“If they knew exactly where to find you, why didn’t they come snatch you out of that prison cell?”
“They would have. It probably seems to you like it’s easy to evacuate an entire population on a moment’s notice. Dart knows that I was planning to come home soon. When he realizes that I might be coming home to Reinlitegen in the streets, he’ll activate my transmitter and come for me.”
“I don’t know Brave. I mean, I know you’re sensitive about this, but people whose response to aggression is always to run and abandon their homes? Not exactly a glowing endorsement for courage.”
“There are things about this you don’t understand, Lana. The Reinlitegen are brutes and bullies. They worship violence and destruction. Where the Callii, as a species, spend their time on creative pursuits, the Reinlitegen spend
their time on war skills. They don’t make anything. They just take and, if they kill demons while they’re pillaging, I think they like it even better.
“The Callii know they can rebuild towns and forge new art, but can’t replace a son or daughter or sister or brother. So my father, my, uh, foster father says, ‘Take the stuff. I’ll keep my family safe.’”
“Well, when you put it like that,” Lana said.
“They will come for me, Lana. All we have to do is stay alive until then. Look on the bright side. There’ll be no encounter with big and horribly ugly black things.”
Brave felt the vibration of Lana’s words as she spoke into his shoulder.
“You sure about that?”
Brave erupted into a chuckle that was cut off sharply with an, “Ow.”
“Sorry. We’re establishing a temporary no-laughing rule. So what’s the plan?”
“Rest until it gets light.”
“You think you can go back to sleep?”
“Yeah. Maybe. I think that under usual circumstances I wouldn’t be able to think about anything except how good you feel so close to me.”
“There will be plenty of time to explore that when you’re better. How bad is it?”
There was a long pause while it seemed Brave was searching for how to answer. “I’m lucky to have you with me. Thank you for taking care of me.” He sounded tired and like he was falling asleep again.
“Don’t be ridiculous. You probably wouldn’t be hurt if it wasn’t for me.” That was answered with the sound of Brave’s elongated breathing, which worried Lana because it was starting to sound labored. “And if your people don’t come, Litha will look for us in another six days. And she’ll find us. She’s The Order’s best tracker, you know. Everybody says so. She found you.”
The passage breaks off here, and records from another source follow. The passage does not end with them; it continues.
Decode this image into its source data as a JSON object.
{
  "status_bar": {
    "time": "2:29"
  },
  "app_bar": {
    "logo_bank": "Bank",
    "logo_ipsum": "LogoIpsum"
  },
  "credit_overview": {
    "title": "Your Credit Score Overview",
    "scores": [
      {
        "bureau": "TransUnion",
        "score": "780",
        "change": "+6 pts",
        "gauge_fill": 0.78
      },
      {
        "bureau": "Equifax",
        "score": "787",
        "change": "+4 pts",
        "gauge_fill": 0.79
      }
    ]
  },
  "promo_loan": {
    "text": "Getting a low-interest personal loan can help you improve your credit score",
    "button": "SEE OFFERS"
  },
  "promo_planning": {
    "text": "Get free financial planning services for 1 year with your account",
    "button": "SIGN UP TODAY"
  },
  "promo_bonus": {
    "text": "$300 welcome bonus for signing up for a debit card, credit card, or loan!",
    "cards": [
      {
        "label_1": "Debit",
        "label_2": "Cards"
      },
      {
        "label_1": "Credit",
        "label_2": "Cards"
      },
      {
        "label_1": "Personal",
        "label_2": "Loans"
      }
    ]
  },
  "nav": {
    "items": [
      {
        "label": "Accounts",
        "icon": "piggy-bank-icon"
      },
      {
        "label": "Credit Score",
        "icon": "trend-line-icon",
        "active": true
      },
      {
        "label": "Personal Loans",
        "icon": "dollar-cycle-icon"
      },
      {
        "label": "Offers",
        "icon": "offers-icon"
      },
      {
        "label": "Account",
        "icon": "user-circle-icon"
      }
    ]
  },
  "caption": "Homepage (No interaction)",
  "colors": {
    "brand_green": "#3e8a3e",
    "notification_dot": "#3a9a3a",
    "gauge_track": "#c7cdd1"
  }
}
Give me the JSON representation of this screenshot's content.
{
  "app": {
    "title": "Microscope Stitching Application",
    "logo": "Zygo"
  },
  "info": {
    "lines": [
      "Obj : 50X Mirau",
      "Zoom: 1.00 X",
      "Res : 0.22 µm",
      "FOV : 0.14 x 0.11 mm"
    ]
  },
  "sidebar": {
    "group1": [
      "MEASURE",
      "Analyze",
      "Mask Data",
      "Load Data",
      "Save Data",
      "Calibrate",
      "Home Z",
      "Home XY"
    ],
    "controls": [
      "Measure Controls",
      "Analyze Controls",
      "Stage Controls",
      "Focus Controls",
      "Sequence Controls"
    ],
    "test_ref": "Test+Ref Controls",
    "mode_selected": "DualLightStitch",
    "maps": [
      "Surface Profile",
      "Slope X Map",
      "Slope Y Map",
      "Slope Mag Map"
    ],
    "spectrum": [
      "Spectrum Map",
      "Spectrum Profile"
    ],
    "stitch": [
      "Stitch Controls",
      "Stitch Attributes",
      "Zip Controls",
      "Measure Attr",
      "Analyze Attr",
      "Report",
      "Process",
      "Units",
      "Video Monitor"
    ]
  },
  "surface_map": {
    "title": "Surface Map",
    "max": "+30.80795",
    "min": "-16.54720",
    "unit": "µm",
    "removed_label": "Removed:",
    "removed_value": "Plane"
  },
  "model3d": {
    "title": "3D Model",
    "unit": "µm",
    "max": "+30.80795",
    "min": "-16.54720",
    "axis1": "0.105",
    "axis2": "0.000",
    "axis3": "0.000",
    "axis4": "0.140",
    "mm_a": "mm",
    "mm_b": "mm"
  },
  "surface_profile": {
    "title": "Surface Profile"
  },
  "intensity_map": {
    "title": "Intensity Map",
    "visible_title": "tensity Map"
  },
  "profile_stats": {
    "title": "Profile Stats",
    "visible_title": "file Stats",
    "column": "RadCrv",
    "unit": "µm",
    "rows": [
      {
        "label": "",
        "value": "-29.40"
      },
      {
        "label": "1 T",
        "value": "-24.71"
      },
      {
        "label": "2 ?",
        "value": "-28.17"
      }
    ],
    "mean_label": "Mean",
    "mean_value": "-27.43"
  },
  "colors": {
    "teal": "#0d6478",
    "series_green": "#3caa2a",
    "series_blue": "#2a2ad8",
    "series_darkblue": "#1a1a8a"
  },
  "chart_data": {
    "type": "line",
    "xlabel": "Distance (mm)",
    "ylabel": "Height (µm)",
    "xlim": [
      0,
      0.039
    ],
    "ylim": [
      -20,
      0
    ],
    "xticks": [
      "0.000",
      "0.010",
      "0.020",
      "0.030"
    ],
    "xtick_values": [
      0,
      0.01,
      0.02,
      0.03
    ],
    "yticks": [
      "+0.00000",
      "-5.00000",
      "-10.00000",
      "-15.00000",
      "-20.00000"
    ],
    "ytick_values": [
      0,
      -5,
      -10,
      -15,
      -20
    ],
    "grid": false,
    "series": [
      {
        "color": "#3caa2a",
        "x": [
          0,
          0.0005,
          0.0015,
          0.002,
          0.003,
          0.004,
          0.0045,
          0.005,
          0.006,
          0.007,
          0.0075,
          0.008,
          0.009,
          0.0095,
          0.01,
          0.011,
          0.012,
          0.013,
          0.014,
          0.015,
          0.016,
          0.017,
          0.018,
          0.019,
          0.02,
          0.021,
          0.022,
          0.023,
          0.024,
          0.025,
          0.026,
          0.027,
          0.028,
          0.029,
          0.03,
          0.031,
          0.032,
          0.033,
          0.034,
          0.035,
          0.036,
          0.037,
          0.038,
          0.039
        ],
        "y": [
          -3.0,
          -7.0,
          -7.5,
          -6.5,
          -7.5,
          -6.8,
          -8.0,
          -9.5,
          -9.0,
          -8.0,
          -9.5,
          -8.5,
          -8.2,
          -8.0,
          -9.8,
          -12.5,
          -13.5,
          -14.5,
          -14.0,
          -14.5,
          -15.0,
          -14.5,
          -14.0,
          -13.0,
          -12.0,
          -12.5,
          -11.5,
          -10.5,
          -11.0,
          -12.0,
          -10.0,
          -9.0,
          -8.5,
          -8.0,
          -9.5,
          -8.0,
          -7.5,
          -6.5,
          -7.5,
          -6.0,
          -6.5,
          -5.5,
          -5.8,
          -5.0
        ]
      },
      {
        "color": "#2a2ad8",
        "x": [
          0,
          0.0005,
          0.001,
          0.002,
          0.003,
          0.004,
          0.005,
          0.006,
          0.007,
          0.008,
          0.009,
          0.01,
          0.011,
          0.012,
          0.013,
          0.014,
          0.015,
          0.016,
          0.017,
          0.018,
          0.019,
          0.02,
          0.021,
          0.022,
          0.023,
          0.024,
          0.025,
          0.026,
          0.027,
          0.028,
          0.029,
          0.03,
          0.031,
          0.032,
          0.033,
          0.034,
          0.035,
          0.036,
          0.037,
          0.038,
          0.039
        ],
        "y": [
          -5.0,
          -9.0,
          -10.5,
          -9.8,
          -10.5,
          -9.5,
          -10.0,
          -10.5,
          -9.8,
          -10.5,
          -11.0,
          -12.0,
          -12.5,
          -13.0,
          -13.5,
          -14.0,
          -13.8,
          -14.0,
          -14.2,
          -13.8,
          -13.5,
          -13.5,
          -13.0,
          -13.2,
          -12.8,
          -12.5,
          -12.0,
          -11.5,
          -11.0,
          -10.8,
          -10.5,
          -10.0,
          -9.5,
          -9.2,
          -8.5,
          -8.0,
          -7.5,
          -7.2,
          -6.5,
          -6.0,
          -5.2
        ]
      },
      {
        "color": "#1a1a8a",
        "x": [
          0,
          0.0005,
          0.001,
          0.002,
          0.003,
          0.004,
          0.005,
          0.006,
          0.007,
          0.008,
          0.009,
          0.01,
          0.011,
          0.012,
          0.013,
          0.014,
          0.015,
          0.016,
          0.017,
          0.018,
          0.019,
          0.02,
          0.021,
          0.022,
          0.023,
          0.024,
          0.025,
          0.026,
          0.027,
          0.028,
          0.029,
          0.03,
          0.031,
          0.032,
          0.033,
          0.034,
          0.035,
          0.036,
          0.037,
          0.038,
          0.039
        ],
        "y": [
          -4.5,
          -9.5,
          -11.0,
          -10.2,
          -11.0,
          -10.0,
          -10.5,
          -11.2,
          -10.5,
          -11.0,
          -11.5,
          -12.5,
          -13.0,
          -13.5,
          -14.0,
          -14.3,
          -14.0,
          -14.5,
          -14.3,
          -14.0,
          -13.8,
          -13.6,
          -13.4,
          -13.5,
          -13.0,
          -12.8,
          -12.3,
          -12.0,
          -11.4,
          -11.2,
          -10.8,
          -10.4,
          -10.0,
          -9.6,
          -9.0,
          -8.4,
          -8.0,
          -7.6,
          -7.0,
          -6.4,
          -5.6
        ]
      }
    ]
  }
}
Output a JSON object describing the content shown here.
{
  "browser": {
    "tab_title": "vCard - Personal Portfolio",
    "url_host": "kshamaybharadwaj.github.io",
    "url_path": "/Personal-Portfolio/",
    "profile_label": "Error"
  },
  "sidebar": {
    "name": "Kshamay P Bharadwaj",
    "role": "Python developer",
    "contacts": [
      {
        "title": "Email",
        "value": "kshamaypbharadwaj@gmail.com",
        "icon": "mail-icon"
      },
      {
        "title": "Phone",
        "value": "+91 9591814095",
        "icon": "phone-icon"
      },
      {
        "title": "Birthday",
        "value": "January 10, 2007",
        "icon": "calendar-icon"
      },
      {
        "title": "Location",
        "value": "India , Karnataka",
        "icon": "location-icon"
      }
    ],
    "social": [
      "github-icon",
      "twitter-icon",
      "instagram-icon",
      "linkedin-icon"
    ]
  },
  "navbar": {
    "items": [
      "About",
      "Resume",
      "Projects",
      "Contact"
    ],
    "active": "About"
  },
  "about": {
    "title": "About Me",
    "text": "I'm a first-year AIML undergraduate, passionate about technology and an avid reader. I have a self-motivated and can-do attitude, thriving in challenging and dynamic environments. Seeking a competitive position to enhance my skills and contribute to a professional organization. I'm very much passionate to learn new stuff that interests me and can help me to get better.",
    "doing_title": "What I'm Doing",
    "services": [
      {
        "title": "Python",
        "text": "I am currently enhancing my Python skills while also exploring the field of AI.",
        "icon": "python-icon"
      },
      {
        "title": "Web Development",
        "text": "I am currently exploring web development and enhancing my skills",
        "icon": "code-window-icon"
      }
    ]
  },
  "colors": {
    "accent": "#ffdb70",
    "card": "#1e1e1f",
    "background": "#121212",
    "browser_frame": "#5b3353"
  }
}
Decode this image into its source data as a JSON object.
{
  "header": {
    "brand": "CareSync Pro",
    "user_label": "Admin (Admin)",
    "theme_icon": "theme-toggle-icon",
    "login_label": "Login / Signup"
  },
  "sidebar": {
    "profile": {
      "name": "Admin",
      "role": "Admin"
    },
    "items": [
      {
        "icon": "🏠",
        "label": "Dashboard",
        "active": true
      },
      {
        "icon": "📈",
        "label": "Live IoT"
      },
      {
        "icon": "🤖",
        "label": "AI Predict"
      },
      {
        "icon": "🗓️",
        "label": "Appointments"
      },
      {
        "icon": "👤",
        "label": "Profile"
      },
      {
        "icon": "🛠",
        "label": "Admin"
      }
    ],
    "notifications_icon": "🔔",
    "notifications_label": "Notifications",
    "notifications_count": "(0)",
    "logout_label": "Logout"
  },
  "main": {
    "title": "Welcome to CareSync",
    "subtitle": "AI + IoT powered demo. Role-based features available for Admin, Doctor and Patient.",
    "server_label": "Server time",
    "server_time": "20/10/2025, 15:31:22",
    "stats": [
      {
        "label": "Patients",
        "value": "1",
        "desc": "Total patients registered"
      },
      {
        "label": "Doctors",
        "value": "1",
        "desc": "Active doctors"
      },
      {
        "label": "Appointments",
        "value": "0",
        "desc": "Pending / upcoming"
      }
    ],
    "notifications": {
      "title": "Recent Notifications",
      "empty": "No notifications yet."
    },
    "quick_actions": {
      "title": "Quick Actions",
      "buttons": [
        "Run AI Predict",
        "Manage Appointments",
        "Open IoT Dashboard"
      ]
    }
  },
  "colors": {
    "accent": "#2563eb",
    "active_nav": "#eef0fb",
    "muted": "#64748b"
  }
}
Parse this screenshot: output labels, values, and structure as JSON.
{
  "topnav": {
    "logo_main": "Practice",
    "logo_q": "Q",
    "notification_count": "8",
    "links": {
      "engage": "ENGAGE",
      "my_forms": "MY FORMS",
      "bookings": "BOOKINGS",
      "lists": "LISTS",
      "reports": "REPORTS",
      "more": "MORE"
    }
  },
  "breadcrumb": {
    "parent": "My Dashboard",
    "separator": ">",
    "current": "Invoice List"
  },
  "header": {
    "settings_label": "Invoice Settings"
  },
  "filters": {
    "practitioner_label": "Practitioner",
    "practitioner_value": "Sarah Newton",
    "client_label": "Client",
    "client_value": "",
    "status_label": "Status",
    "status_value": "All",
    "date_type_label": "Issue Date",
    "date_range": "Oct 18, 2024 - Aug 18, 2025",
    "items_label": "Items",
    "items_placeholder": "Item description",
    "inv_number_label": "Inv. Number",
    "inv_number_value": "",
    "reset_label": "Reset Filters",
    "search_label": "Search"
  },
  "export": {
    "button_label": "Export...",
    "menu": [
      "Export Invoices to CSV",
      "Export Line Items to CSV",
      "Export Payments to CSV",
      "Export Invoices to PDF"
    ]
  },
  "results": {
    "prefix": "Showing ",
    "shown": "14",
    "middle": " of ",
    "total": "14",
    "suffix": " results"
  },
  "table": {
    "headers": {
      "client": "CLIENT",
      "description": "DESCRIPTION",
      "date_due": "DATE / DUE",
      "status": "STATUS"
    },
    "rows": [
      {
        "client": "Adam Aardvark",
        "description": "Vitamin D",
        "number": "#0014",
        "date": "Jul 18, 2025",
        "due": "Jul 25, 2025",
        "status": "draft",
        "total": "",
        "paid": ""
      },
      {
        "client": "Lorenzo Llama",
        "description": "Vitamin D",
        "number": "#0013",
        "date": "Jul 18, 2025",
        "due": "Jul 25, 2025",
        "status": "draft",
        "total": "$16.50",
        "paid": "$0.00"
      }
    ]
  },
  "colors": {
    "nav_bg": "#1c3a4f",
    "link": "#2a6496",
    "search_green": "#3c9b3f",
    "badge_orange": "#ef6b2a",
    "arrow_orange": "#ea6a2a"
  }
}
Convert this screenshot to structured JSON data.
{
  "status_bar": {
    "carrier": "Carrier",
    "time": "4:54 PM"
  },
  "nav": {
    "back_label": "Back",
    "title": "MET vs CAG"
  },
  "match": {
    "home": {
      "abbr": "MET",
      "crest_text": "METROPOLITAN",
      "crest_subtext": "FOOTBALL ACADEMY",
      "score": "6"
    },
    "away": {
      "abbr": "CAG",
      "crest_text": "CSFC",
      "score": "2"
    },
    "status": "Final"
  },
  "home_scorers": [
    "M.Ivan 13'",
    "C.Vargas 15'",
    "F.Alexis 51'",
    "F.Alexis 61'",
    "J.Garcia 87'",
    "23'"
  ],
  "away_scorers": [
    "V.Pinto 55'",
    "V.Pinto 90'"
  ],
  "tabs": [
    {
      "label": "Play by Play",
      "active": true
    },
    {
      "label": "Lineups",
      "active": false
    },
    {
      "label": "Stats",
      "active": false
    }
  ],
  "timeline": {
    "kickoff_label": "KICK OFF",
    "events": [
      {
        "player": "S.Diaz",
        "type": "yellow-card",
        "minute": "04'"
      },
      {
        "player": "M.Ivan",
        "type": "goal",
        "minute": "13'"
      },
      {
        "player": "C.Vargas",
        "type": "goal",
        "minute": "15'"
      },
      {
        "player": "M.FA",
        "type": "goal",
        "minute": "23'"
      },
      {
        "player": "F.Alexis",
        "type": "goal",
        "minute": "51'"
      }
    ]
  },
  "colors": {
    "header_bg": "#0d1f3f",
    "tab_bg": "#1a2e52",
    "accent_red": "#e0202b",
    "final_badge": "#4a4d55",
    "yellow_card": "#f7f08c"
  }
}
Sometime during the night Lana fell asleep despite the wretchedness of sleeping on the hard ground. Although the combination of combined body heat and her leaf blanket served to keep the cores of their bodies warm, her extremities reminded her of two critical factors. She was wearing clothes that were not fully dry and the night temperature was considerably colder. Eventually weariness overrode her awareness of the discomfort.
When she woke the next morning, light was filtering through the trees. If she’d ever been more miserable, she had no recollection of it. Her mind couldn’t decide whether to focus on stiffness, soreness, or cold.
She shook Brave gently, enough to wake him without doing further damage.
“Brave,” she said softly. When she got no response, she repeated his name a little more forcefully. “Brave!”
“Hmmm?” His eyes opened a slit.
“I think we should try to get up. If nothing else, we need to get back to the river so I can give you water. We don’t have anything to hold it in, so we have to get close enough to use hands.”